Frequently asked questions
What is the lightning network?
The Lightning Network is a second layer for the Bitcoin blockchain that aims to solve issues related to slow transaction speeds, high energy costs, and congestion. It enables off-chain transactions, making Bitcoin transactions faster and more cost-effective.
Who developed the lightning network?
The Lightning Network was first proposed by Joseph Poon and Thaddeus Dryja in 2016. It has been under development since then, with contributions from the cryptocurrency community.
What problems does the lightning network address?
The Lightning Network addresses several issues, including slow confirmation of transactions, high energy costs associated with the Bitcoin blockchain, and the need to ensure that funds reach their intended recipients.
How does the lightning network work?
The Lightning Network uses micropayment channels to facilitate off-chain transactions between participants. These channels allow multiple transactions to occur without waiting for confirmation on the main blockchain. Once the channel is closed, the transactions are processed on the main network.
What are the concerns associated with the lightning network?
Some concerns related to the Lightning Network include the potential replication of hub-and-spoke models, fraud in the form of channel closures, transaction fees, and security vulnerabilities. It’s also vulnerable to hacks and malicious attacks.
Can I invest in the lightning network?

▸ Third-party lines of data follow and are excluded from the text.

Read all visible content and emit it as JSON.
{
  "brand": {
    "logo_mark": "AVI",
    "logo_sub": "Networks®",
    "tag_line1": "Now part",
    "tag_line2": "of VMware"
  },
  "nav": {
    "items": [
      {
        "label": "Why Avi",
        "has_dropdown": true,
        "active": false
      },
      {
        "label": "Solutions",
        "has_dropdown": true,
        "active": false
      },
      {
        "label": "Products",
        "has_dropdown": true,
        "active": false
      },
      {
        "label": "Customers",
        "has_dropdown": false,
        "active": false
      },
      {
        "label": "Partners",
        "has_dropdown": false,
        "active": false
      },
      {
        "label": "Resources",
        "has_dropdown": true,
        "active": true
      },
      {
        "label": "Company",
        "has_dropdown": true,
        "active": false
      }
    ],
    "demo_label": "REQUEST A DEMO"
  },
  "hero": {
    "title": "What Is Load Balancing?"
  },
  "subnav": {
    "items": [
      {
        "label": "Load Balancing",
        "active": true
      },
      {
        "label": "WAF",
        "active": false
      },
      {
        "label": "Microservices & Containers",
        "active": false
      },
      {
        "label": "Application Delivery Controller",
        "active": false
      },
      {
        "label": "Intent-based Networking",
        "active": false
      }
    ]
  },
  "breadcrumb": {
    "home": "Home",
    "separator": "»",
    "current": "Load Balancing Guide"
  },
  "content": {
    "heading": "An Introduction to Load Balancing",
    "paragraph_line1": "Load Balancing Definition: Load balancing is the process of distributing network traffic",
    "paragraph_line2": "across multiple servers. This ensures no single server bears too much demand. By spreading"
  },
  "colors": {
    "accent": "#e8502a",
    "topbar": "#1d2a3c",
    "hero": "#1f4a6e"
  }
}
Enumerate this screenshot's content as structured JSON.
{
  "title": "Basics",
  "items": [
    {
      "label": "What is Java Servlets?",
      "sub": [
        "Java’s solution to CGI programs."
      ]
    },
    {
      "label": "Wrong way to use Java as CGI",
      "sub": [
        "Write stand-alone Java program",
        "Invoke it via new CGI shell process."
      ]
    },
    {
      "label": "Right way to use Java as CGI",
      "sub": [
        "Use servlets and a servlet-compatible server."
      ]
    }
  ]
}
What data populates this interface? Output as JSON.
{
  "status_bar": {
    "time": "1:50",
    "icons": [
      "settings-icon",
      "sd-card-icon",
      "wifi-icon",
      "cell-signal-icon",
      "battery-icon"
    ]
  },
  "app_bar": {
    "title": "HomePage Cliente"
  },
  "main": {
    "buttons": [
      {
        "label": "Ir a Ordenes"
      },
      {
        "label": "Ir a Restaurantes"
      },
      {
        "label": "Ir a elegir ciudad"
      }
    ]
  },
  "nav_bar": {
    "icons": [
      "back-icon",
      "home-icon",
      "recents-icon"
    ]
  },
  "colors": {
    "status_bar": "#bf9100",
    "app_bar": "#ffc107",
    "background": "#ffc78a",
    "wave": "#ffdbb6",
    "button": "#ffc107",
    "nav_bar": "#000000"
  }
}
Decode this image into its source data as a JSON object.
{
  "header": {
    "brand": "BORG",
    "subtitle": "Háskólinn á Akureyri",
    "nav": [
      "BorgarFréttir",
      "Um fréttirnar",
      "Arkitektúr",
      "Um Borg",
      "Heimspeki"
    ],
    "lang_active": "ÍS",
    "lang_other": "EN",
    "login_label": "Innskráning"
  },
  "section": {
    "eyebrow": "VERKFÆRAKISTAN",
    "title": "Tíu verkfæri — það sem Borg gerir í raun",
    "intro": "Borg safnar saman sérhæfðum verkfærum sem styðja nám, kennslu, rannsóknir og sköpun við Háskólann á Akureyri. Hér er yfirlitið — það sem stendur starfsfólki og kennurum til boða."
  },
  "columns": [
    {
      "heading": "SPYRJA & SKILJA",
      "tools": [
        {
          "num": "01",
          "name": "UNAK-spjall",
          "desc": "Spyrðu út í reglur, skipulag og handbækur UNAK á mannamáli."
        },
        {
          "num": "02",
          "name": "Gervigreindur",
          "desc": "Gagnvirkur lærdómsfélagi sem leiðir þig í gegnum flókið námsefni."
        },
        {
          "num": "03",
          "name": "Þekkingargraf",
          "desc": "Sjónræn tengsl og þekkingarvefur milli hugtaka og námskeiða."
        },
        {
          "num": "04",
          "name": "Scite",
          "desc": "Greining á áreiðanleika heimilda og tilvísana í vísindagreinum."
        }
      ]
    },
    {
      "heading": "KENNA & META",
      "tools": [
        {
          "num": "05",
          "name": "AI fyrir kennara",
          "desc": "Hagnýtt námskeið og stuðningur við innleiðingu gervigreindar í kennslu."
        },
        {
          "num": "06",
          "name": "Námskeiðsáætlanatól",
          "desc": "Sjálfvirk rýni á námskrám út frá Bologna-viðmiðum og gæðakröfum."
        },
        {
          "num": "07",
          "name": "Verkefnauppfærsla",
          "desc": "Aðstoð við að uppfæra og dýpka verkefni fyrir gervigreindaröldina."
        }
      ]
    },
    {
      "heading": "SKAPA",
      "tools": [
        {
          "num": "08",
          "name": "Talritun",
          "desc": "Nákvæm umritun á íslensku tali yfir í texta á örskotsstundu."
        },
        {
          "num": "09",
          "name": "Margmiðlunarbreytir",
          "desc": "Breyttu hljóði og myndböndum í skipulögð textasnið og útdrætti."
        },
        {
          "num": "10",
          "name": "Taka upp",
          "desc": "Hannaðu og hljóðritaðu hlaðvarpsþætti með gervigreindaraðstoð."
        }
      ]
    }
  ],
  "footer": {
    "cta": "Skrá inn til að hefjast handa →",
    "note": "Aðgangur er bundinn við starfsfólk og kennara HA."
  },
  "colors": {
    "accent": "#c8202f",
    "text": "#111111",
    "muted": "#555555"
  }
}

Direct investment in the Lightning Network itself is not possible. However, private investors have the opportunity to invest in Lightning Labs, the organization behind the Lightning Network’s development.
Who runs the lightning network?
The Lightning Network is maintained and developed by Lightning Labs, an organization led by Elizabeth Stark. The network is distributed across thousands of nodes worldwide.
- The Lightning Network aims to resolve issues related to slow Bitcoin transaction speeds through off-chain transactions.
- It eliminates the need for financial intermediaries, such as banks, in transaction processing.
- Joseph Poon and Thaddeus Dryja proposed the Lightning Network in 2016 to counter Bitcoin’s scalability and cost-related problems.
View article sources
- Mass Exit Attacks on the Lightning Network – University of Illinois Chicago
- Towards a Formal Verification of the Lightning Network with TLA – Karlsruhe Institute of Technology
- National Lightning Detection Network (NLDN) – National Aeronautics and Space Administration
- What is the Bitcoin Lightning Network? – SuperMoney